95 A.D.: environment
At least 10 aqueducts supply Rome with 250 million gallons of water per day, some 50 gallons per person, even after the public baths have used half the supply.
95 A.D.: agriculture
Iron plows with wheels help some of Rome's barbarian neighbors to control the depth of plowing (and save the plowmen's energies). The barbarians use coulters to cut the soil and moldboards to turn it over. While Roman farmers practice cross-plowing, the barbarians plow deep, regular furrows that will lead to the cultivation of long strips of land rather than square blocks.
96 A.D.: political events
The emperor Domitian is stabbed to death by a freedman at Rome September 18 at age 44 after a 15-year reign in which he has shown himself a competent administrator but has antagonized some members of the governing class by his tyranny. The empress Domitia and officers of the court have conspired against Domitian out of fear that they may be next on his list of people to be executed or exiled, the praetorian guard mutinies and lynches Domitian's assassin, and the emperor is succeeded by the former Roman consul Marcus Cocceius Nerva, 60. The new emperor recalls citizens exiled by Domitian, restoring to them what remains of their confiscated property.
97 A.D.: political events
The Roman emperor Nerva recalls his general Marcus Ulpius Trajanus, 44, from the Rhine and formally adopts him in October at ceremonies in the temple of Jupiter on the Capitol.
98 A.D.: political events
The Roman emperor Nerva dies suddenly January 25 at age 63 after a 16-month reign. He is succeeded by his adopted son, who will reign until 117 as the emperor Trajan. Born into an Italian family that had settled in Rome's Spanish provinces, Trajan is the first emperor not native to Rome, and his wife, Pompeia Plotina, is from Gaul.

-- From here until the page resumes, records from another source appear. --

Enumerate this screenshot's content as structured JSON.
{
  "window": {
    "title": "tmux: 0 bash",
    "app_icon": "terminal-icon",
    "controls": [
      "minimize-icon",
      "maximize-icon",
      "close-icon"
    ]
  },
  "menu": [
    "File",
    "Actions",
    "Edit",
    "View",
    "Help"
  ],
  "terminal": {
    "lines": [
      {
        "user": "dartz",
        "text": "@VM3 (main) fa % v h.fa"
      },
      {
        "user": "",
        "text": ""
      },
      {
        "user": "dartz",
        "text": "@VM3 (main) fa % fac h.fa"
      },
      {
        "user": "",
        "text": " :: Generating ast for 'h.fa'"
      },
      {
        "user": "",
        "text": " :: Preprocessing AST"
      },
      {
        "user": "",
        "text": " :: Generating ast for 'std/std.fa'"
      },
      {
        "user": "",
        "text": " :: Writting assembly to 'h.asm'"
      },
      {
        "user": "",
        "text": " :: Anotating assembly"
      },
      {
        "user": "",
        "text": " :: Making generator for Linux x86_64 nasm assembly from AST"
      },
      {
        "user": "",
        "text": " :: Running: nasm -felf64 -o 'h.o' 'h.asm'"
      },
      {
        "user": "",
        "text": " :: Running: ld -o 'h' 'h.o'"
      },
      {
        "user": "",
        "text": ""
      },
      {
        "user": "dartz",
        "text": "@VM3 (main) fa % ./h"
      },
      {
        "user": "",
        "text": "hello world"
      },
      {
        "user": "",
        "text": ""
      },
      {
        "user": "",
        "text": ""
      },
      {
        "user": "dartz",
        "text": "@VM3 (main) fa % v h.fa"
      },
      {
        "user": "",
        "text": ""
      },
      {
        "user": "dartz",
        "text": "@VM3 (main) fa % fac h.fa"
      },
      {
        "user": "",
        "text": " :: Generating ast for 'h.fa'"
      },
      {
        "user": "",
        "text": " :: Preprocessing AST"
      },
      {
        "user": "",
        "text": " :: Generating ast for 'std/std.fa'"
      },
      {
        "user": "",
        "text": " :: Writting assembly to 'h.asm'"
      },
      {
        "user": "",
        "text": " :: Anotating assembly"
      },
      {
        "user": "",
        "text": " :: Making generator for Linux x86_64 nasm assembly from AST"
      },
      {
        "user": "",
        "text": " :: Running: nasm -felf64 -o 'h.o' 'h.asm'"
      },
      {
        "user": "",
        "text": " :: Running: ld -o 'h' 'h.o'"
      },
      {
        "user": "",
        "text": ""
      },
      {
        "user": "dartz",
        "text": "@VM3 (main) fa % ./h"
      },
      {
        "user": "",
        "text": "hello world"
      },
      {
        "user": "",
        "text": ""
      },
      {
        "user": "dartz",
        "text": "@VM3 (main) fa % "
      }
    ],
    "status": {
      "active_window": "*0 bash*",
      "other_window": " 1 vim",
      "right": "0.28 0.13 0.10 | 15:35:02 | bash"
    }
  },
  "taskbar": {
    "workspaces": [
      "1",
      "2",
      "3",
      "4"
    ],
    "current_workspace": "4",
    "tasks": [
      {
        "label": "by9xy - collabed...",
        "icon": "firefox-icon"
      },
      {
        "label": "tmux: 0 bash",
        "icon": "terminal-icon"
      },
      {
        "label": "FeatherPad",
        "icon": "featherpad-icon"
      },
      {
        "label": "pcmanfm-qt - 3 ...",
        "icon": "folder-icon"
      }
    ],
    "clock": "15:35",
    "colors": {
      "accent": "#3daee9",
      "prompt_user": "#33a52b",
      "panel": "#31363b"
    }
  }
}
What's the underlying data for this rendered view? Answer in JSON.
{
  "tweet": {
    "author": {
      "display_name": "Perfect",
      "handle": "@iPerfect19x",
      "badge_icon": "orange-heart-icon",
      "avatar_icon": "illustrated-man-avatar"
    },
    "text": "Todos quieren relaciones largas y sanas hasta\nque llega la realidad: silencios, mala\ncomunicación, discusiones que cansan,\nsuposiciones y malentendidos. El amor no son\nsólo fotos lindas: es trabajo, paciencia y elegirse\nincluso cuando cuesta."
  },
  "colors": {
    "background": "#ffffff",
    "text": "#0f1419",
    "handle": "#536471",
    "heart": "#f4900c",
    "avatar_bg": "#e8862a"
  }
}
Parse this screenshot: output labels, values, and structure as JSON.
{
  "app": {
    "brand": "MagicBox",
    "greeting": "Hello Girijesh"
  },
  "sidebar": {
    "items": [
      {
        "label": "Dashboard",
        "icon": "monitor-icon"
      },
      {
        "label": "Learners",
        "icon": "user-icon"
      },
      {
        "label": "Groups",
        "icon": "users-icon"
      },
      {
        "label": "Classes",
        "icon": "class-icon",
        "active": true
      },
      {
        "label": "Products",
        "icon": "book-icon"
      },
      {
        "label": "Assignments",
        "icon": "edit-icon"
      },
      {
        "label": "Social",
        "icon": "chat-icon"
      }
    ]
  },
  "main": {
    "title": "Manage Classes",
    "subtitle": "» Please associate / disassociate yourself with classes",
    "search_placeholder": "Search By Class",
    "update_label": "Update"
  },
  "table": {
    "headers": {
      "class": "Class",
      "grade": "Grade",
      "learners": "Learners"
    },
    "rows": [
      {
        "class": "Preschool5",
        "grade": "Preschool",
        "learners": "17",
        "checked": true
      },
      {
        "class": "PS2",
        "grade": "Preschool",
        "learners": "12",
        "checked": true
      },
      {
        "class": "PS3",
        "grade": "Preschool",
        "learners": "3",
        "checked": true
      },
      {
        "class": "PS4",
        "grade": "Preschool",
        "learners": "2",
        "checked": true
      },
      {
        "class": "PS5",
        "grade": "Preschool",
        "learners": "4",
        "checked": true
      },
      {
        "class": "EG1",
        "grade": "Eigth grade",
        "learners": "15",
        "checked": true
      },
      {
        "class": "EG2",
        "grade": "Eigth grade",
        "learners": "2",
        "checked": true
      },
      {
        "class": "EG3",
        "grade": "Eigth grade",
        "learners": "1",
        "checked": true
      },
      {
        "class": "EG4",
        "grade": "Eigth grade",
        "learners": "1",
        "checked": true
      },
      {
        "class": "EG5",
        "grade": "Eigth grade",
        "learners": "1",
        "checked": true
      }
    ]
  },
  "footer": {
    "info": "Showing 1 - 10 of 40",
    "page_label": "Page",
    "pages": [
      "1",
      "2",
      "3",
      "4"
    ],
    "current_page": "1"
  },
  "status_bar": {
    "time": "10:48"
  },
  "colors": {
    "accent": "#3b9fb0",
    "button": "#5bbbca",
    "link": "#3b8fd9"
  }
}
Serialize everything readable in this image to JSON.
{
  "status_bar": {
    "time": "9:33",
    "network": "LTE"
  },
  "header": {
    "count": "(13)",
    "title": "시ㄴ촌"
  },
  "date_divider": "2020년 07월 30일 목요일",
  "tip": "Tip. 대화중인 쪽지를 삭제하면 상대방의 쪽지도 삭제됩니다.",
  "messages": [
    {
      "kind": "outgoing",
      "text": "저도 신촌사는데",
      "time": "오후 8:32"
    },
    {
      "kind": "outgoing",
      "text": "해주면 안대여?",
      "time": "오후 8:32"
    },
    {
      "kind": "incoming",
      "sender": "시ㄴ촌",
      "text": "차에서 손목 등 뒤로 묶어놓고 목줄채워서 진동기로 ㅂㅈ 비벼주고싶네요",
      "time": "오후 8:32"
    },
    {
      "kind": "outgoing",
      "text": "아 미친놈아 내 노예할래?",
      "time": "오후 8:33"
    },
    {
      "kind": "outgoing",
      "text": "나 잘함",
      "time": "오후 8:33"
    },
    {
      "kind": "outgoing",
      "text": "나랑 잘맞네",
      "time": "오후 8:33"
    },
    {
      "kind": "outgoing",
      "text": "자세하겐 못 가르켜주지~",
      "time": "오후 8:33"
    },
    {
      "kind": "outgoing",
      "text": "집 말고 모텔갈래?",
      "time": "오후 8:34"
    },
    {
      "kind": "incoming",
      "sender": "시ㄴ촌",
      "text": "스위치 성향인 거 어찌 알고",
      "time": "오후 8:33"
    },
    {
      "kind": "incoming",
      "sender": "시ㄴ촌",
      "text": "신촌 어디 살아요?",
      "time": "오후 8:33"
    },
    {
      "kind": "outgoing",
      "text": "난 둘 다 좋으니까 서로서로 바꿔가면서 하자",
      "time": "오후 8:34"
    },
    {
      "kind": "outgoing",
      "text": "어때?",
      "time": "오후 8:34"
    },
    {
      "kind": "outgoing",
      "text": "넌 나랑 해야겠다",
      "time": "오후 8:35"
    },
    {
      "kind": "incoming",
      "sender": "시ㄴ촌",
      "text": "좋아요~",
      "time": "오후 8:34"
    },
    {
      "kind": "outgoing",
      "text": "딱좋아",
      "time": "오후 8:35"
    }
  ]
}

98 A.D.: commerce
The silver content of the Roman denarius will rise to 93 percent under the emperor Trajan, up from 92 percent under Domitian.